Peter Lieberson: Neruda Songs. Lorraine Hunt Lieberson, mezzo-soprano, Boston Symphony Orchestra, James Levine, conducting. Nonesuch 79954 (31:49) ©2006. $14.98.

I concluded my recent review of the recording of a collection of three of Peter Lieberson’s works, including his Rilke Songs sung by his late wife Lorraine Hunt Lieberson, by expressing the hope that his final work for her, the Neruda Songs, which she had premiered in 2005 in Los Angeles and then in Boston, had been recorded and would be released. My wish has been granted: this is it, the Boston performance of November 2005.

The five poems are selected from Chilean Pablo Neruda’s 1959 Cien sonetos de amor, Nos. VIII, XXIV, XLV, LXXXI, and XCII, in that order in the cycle, and sung in their original language. The music follows the words, caressing them so closely that it seems a perfect marriage. The orchestration is lush, sumptuous, ravishingly beautiful in a way, like a huge painting on a smooth canvas, a vast seascape, for example. The overarching feeling is one of calm beauty and soulful serenity, but with occasional dramatic moments. Each song has its own dominant mood, and often a given line within a song, its own character. The third sonnet dealing with the painful contemplation of separation is somewhat plaintive, the fourth celebratory. Certain words, like the recurring “amor” and “bienamada” are treated in an exuberant manner whenever they appear, with the music rising to a joyous climax.

The performance by its now deceased dedicatee is both transcendent and touching, heart-rending even, because the history of both the composition of the cycle and the idyllic relationship of the couple are so well known to all. No doubt about it, this is LHL’s supreme and superlative legacy to all who knew and loved her and all who loved her without having had the pleasure and privilege of knowing her.

On first listening, I could not help but think of another famous song cycle with brilliant orchestration and magnificent conjunction of music and words: Hector Berlioz’ 1840s Les Nuits d’été that sets six poems by the same author, Théophile Gautier. So, I took it out to listen, compare and contrast, and concluded that even if a subconscious feeling brought it to mind, it was not without cause or merit. Besides the fact that these poems have more literary merit, Neruda Songs is a better-crafted cycle, with the recurring personae, themes, and words joining the individual songs to each other in a way that those of Nuits are not. But the way the music treats the words, flows and ebbs with the rhythm of the lines, occasionally surging and washing over the listener like the waves of the sea, is the same. It has a very similar and comparable effect and impact, albeit with less variety and extremes of rhythm and mood.

The booklet is a study in the power of simplicity.
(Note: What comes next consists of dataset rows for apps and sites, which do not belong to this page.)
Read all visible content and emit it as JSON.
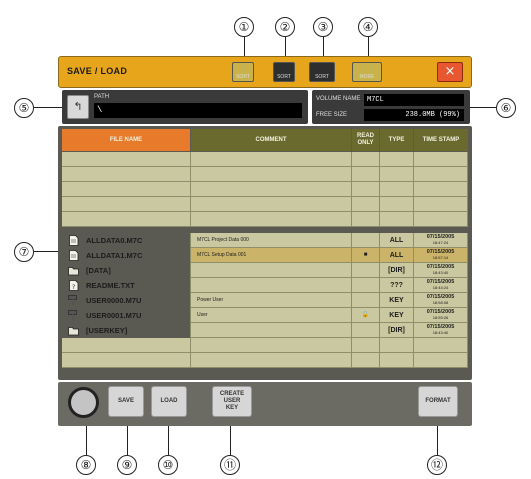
{
  "window": {
    "title": "SAVE / LOAD",
    "toolbar_buttons": [
      {
        "name": "icon-button-1",
        "label": "SORT"
      },
      {
        "name": "icon-button-2",
        "label": "SORT"
      },
      {
        "name": "icon-button-3",
        "label": "SORT"
      },
      {
        "name": "icon-button-4",
        "label": "MORE"
      }
    ],
    "close_glyph": "×"
  },
  "path": {
    "label": "PATH",
    "value": "\\",
    "up_glyph": "↰"
  },
  "volume": {
    "name_label": "VOLUME NAME",
    "name_value": "M7CL",
    "free_label": "FREE SIZE",
    "free_value": "238.0MB (99%)"
  },
  "table": {
    "columns": [
      "FILE NAME",
      "COMMENT",
      "READ ONLY",
      "TYPE",
      "TIME STAMP"
    ],
    "rows": [
      {
        "icon": "document-icon",
        "name": "ALLDATA0.M7C",
        "comment": "M7CL Project Data 000",
        "readonly": "",
        "type": "ALL",
        "date": "07/15/2005",
        "time": "18:47:24",
        "selected": false
      },
      {
        "icon": "document-icon",
        "name": "ALLDATA1.M7C",
        "comment": "M7CL Setup Data 001",
        "readonly": "■",
        "type": "ALL",
        "date": "07/15/2005",
        "time": "18:57:14",
        "selected": true
      },
      {
        "icon": "folder-icon",
        "name": "[DATA]",
        "comment": "",
        "readonly": "",
        "type": "[DIR]",
        "date": "07/15/2005",
        "time": "18:43:40",
        "selected": false
      },
      {
        "icon": "readme-icon",
        "name": "README.TXT",
        "comment": "",
        "readonly": "",
        "type": "???",
        "date": "07/15/2005",
        "time": "18:44:24",
        "selected": false
      },
      {
        "icon": "key-icon",
        "name": "USER0000.M7U",
        "comment": "Power User",
        "readonly": "",
        "type": "KEY",
        "date": "07/15/2005",
        "time": "18:58:08",
        "selected": false
      },
      {
        "icon": "key-icon",
        "name": "USER0001.M7U",
        "comment": "User",
        "readonly": "🔒",
        "type": "KEY",
        "date": "07/15/2005",
        "time": "18:59:26",
        "selected": false
      },
      {
        "icon": "folder-icon",
        "name": "[USERKEY]",
        "comment": "",
        "readonly": "",
        "type": "[DIR]",
        "date": "07/15/2005",
        "time": "18:43:40",
        "selected": false
      }
    ]
  },
  "bottom": {
    "save_label": "SAVE",
    "load_label": "LOAD",
    "create_label": "CREATE USER KEY",
    "format_label": "FORMAT"
  },
  "callouts": [
    "①",
    "②",
    "③",
    "④",
    "⑤",
    "⑥",
    "⑦",
    "⑧",
    "⑨",
    "⑩",
    "⑪",
    "⑫"
  ],
  "colors": {
    "titlebar": "#e6a51b",
    "header_accent": "#e87a2c",
    "header_olive": "#6b6a2e",
    "row_bg": "#c9c8a0",
    "selected_row": "#cbb46a",
    "close": "#e8572f"
  }
}
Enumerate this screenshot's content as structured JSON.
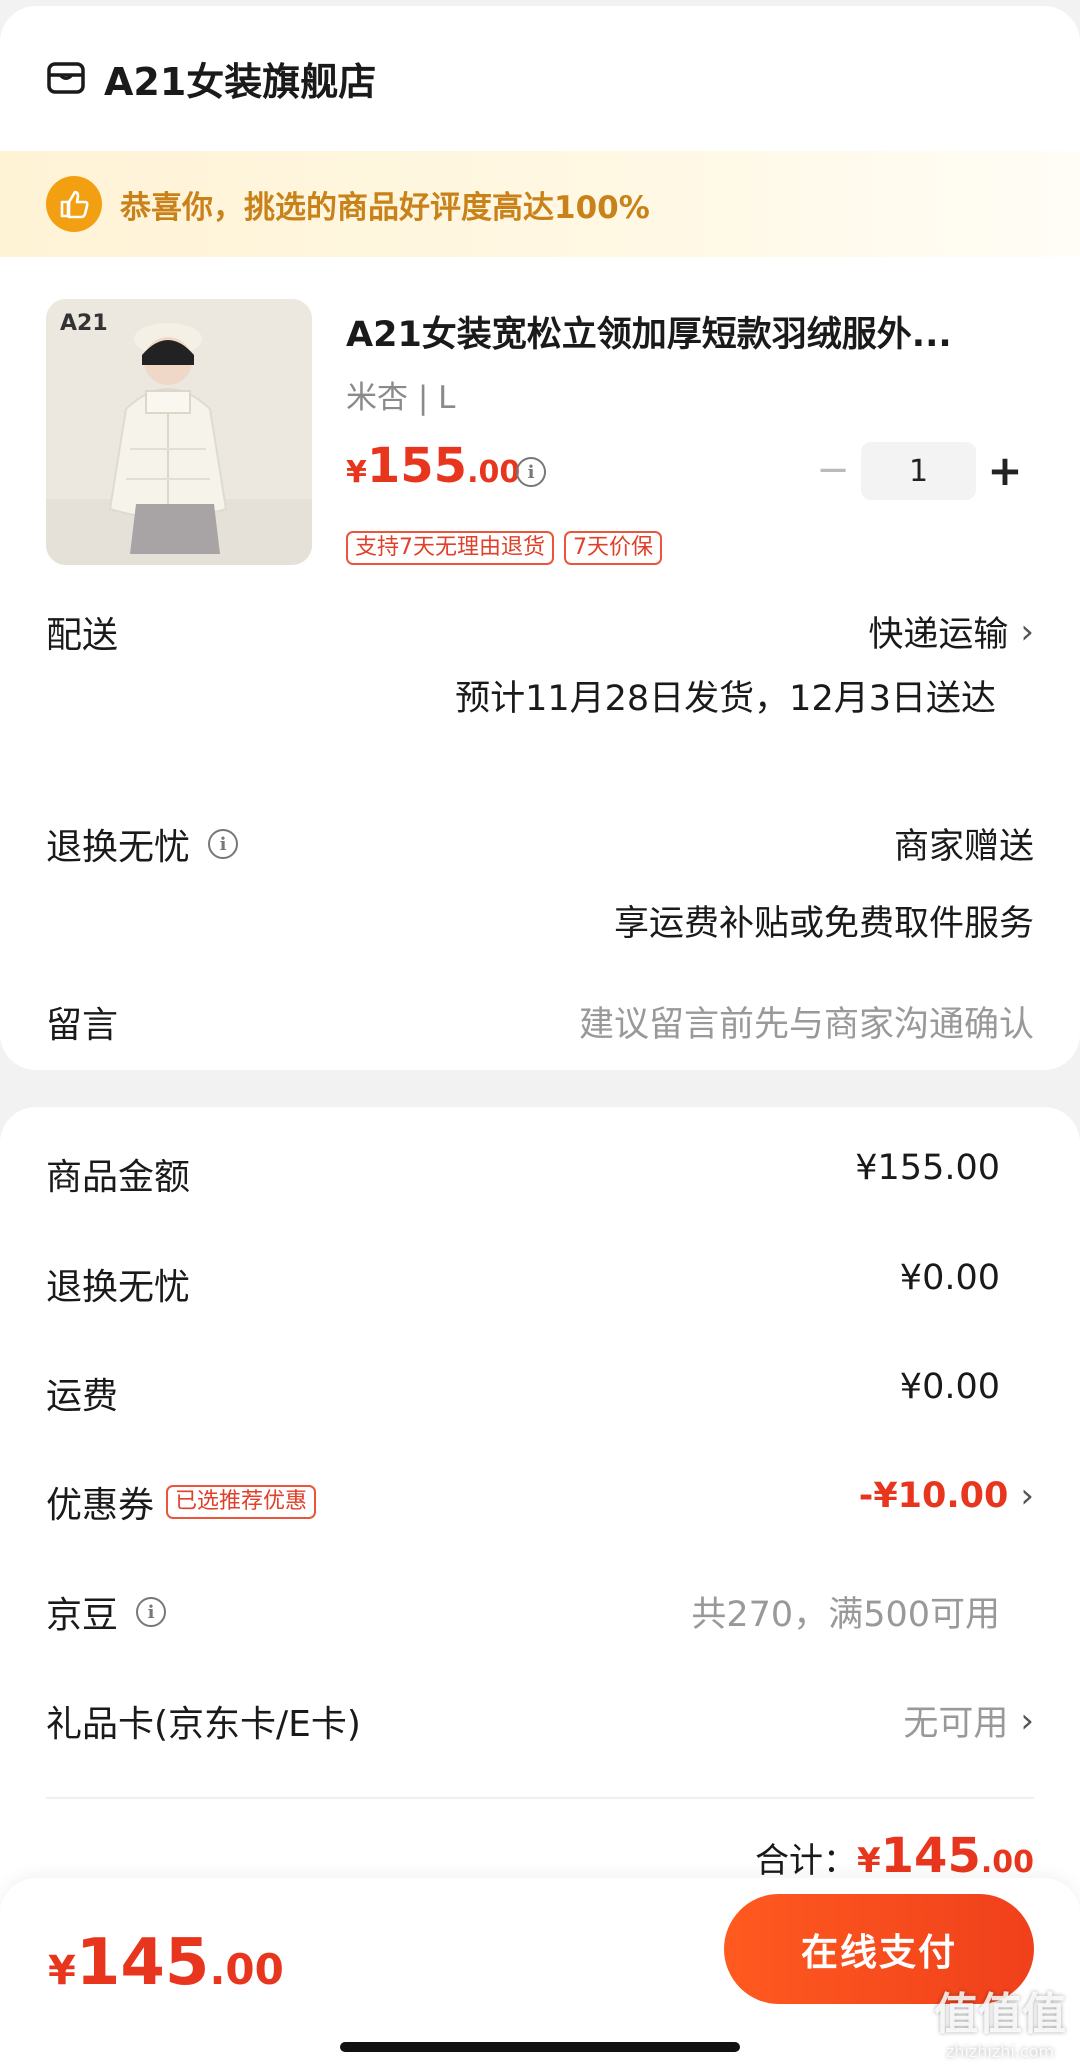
{
  "store": {
    "name": "A21女装旗舰店",
    "icon": "store-icon"
  },
  "banner": {
    "text": "恭喜你，挑选的商品好评度高达100%",
    "icon": "thumbs-up-icon"
  },
  "product": {
    "image_brand": "A21",
    "title": "A21女装宽松立领加厚短款羽绒服外...",
    "spec": "米杏 | L",
    "price_currency": "¥",
    "price_int": "155",
    "price_dec": ".00",
    "quantity": "1",
    "minus_label": "−",
    "plus_label": "+",
    "tags": [
      "支持7天无理由退货",
      "7天价保"
    ]
  },
  "delivery": {
    "label": "配送",
    "method": "快递运输",
    "estimate": "预计11月28日发货，12月3日送达"
  },
  "return_service": {
    "label": "退换无忧",
    "value": "商家赠送",
    "desc": "享运费补贴或免费取件服务"
  },
  "message": {
    "label": "留言",
    "placeholder": "建议留言前先与商家沟通确认"
  },
  "summary_rows": {
    "goods_amount": {
      "label": "商品金额",
      "value": "¥155.00"
    },
    "return_fee": {
      "label": "退换无忧",
      "value": "¥0.00"
    },
    "shipping": {
      "label": "运费",
      "value": "¥0.00"
    },
    "coupon": {
      "label": "优惠券",
      "badge": "已选推荐优惠",
      "value": "-¥10.00"
    },
    "jd_beans": {
      "label": "京豆",
      "value": "共270，满500可用"
    },
    "gift_card": {
      "label": "礼品卡(京东卡/E卡)",
      "value": "无可用"
    }
  },
  "subtotal": {
    "label": "合计：",
    "currency": "¥",
    "int": "145",
    "dec": ".00"
  },
  "bottom": {
    "currency": "¥",
    "int": "145",
    "dec": ".00",
    "pay_label": "在线支付"
  },
  "watermark": {
    "big": "值值值",
    "small": "zhizhizhi.com"
  },
  "colors": {
    "accent": "#e8361e",
    "banner_text": "#c9821a",
    "tag_border": "#e9563b"
  }
}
The whole is in black and white, and all but one of the blank pages are black rather than white. The only color in the entire production is the 1998 Emil Miland photo of the couple seated in grasses that fills the reverse of the cardboard sleeve, and that relates to the grasses in the black and white landscape photo by Scott McCreery on the inside of the tray card (beneath the CD holder). A 2003 Richard Avedon photo of the singer graces the cover, as well as appearing in smaller scale on the front of the cardboard sleeve, and a different but similar one from The New Yorker appears inside. After the title page come notes by the singer and the composer chronicling the chance encounter with the book, the composition of the work, and describing their life together. Next comes a bio of them and their relationship that is at the same time a tribute, and an analysis of the work by Alex Ross. A note follows this from Peter Lieberson about the selection of the poems, in turn followed by their texts with side-by-side 1986 English translations by Stephen Tapscott. Credits conclude. The whole is a serene In Memoriam.

Because of the circumstances surrounding the work’s creation and première performances and this recording, it will be some time before another well-known mezzo, such as Frederica von Stade or Susan Graham, dares to present it in concert, much less record it. But dare one of them must one day, because this work deserves to enter the canon on the level of the Berlioz. It is a sublime achievement and its impact will extend beyond and outside of these circumstances for listeners who do not know them or are not so close to them. Like Berlioz’ Nuits d’été, it will withstand the test of fifty or a hundred and fifty years of time because of its power and its craft. The circumstances enrich it; they do not make it the magical work that it is, even though they brought it into existence.

This is a stunning achievement by Peter Lieberson, and this a stunning recording, one to be enjoyed repeatedly as well as treasured. It is well worth its high per-note price!